Activity | Pictures in the records below are skipped; the rest is copied exactly.

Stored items
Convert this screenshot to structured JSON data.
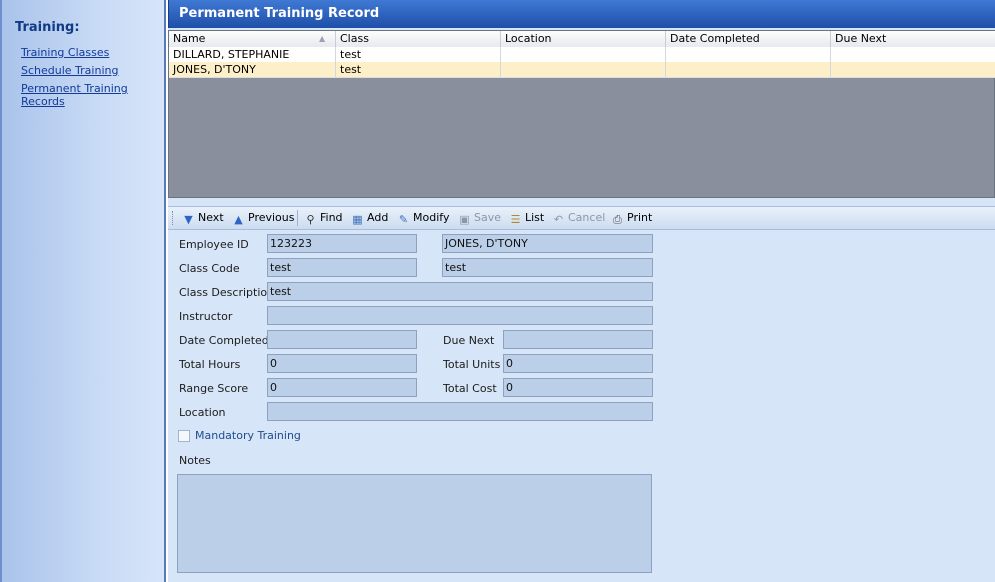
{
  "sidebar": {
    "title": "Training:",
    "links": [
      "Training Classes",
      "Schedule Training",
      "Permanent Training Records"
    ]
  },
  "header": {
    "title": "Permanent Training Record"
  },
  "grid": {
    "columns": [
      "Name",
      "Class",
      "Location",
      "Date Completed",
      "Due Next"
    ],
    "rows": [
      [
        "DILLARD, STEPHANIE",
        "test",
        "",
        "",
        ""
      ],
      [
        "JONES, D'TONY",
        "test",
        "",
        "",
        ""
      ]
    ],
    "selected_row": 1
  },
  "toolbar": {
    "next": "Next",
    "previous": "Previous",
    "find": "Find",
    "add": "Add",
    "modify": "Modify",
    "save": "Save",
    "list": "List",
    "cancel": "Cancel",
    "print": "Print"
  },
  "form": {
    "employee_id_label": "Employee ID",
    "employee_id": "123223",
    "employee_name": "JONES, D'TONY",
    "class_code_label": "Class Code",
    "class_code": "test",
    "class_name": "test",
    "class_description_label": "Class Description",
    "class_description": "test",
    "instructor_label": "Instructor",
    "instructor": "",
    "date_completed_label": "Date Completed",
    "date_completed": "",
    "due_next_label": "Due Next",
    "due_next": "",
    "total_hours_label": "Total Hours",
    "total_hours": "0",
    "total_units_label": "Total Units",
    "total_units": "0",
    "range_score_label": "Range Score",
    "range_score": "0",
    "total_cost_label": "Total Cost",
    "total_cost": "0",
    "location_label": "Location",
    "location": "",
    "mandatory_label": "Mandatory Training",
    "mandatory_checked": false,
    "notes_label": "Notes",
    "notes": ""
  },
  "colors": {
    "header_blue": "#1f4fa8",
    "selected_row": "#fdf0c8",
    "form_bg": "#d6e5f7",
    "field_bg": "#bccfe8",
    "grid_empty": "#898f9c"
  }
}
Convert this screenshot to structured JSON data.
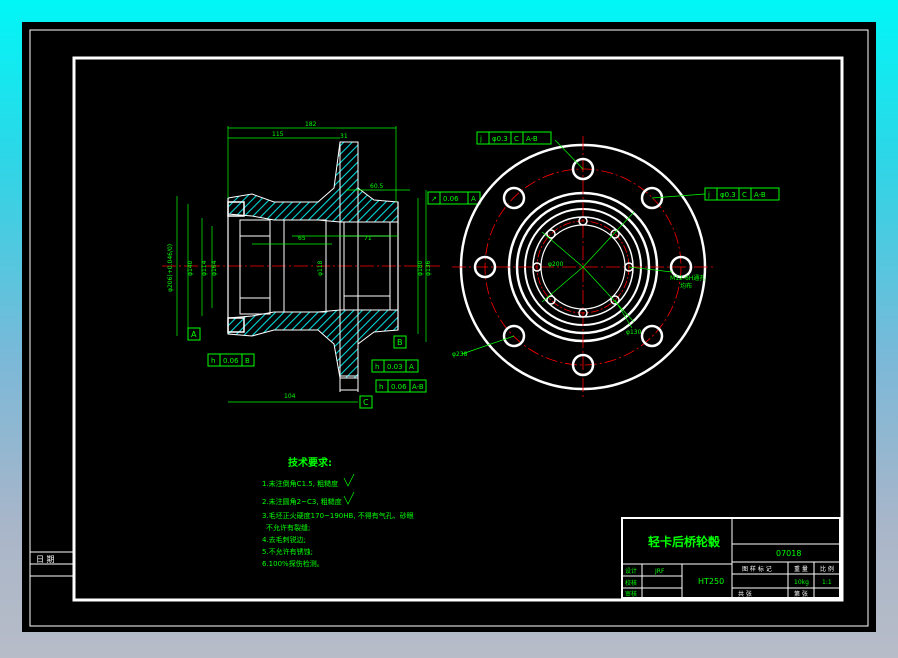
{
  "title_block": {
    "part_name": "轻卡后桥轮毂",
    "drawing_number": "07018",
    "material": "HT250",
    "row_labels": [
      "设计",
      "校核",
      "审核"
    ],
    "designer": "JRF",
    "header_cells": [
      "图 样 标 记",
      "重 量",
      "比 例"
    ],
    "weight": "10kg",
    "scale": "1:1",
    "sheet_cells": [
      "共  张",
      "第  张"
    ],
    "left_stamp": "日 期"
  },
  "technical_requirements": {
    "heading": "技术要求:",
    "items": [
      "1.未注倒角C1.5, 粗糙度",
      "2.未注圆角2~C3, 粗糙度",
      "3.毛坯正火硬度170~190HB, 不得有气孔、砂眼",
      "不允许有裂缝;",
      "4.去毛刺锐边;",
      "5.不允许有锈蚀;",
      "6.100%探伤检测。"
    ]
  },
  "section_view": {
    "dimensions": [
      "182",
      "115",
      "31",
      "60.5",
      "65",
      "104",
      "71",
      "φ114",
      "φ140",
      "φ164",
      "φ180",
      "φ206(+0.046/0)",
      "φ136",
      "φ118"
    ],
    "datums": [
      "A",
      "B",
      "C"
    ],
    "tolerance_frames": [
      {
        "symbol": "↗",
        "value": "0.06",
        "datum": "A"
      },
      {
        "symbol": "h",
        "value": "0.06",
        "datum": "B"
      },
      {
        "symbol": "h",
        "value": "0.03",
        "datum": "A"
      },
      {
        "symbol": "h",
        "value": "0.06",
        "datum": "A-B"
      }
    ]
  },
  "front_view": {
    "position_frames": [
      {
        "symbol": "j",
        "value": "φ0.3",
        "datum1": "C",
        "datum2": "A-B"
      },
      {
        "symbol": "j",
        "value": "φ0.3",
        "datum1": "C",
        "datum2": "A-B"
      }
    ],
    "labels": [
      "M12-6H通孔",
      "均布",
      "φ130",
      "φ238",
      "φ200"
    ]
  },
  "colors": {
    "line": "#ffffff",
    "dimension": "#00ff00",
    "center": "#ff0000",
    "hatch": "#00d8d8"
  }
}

Answer |
Convert this screenshot to structured JSON data.
{
  "sidebar": {
    "title": "Training:",
    "links": [
      "Training Classes",
      "Schedule Training",
      "Permanent Training Records"
    ]
  },
  "header": {
    "title": "Permanent Training Record"
  },
  "grid": {
    "columns": [
      "Name",
      "Class",
      "Location",
      "Date Completed",
      "Due Next"
    ],
    "rows": [
      [
        "DILLARD, STEPHANIE",
        "test",
        "",
        "",
        ""
      ],
      [
        "JONES, D'TONY",
        "test",
        "",
        "",
        ""
      ]
    ],
    "selected_row": 1
  },
  "toolbar": {
    "next": "Next",
    "previous": "Previous",
    "find": "Find",
    "add": "Add",
    "modify": "Modify",
    "save": "Save",
    "list": "List",
    "cancel": "Cancel",
    "print": "Print"
  },
  "form": {
    "employee_id_label": "Employee ID",
    "employee_id": "123223",
    "employee_name": "JONES, D'TONY",
    "class_code_label": "Class Code",
    "class_code": "test",
    "class_name": "test",
    "class_description_label": "Class Description",
    "class_description": "test",
    "instructor_label": "Instructor",
    "instructor": "",
    "date_completed_label": "Date Completed",
    "date_completed": "",
    "due_next_label": "Due Next",
    "due_next": "",
    "total_hours_label": "Total Hours",
    "total_hours": "0",
    "total_units_label": "Total Units",
    "total_units": "0",
    "range_score_label": "Range Score",
    "range_score": "0",
    "total_cost_label": "Total Cost",
    "total_cost": "0",
    "location_label": "Location",
    "location": "",
    "mandatory_label": "Mandatory Training",
    "mandatory_checked": false,
    "notes_label": "Notes",
    "notes": ""
  },
  "colors": {
    "header_blue": "#1f4fa8",
    "selected_row": "#fdf0c8",
    "form_bg": "#d6e5f7",
    "field_bg": "#bccfe8",
    "grid_empty": "#898f9c"
  }
}
Convert this screenshot to structured JSON data.
{
  "title_block": {
    "part_name": "轻卡后桥轮毂",
    "drawing_number": "07018",
    "material": "HT250",
    "row_labels": [
      "设计",
      "校核",
      "审核"
    ],
    "designer": "JRF",
    "header_cells": [
      "图 样 标 记",
      "重 量",
      "比 例"
    ],
    "weight": "10kg",
    "scale": "1:1",
    "sheet_cells": [
      "共  张",
      "第  张"
    ],
    "left_stamp": "日 期"
  },
  "technical_requirements": {
    "heading": "技术要求:",
    "items": [
      "1.未注倒角C1.5, 粗糙度",
      "2.未注圆角2~C3, 粗糙度",
      "3.毛坯正火硬度170~190HB, 不得有气孔、砂眼",
      "不允许有裂缝;",
      "4.去毛刺锐边;",
      "5.不允许有锈蚀;",
      "6.100%探伤检测。"
    ]
  },
  "section_view": {
    "dimensions": [
      "182",
      "115",
      "31",
      "60.5",
      "65",
      "104",
      "71",
      "φ114",
      "φ140",
      "φ164",
      "φ180",
      "φ206(+0.046/0)",
      "φ136",
      "φ118"
    ],
    "datums": [
      "A",
      "B",
      "C"
    ],
    "tolerance_frames": [
      {
        "symbol": "↗",
        "value": "0.06",
        "datum": "A"
      },
      {
        "symbol": "h",
        "value": "0.06",
        "datum": "B"
      },
      {
        "symbol": "h",
        "value": "0.03",
        "datum": "A"
      },
      {
        "symbol": "h",
        "value": "0.06",
        "datum": "A-B"
      }
    ]
  },
  "front_view": {
    "position_frames": [
      {
        "symbol": "j",
        "value": "φ0.3",
        "datum1": "C",
        "datum2": "A-B"
      },
      {
        "symbol": "j",
        "value": "φ0.3",
        "datum1": "C",
        "datum2": "A-B"
      }
    ],
    "labels": [
      "M12-6H通孔",
      "均布",
      "φ130",
      "φ238",
      "φ200"
    ]
  },
  "colors": {
    "line": "#ffffff",
    "dimension": "#00ff00",
    "center": "#ff0000",
    "hatch": "#00d8d8"
  }
}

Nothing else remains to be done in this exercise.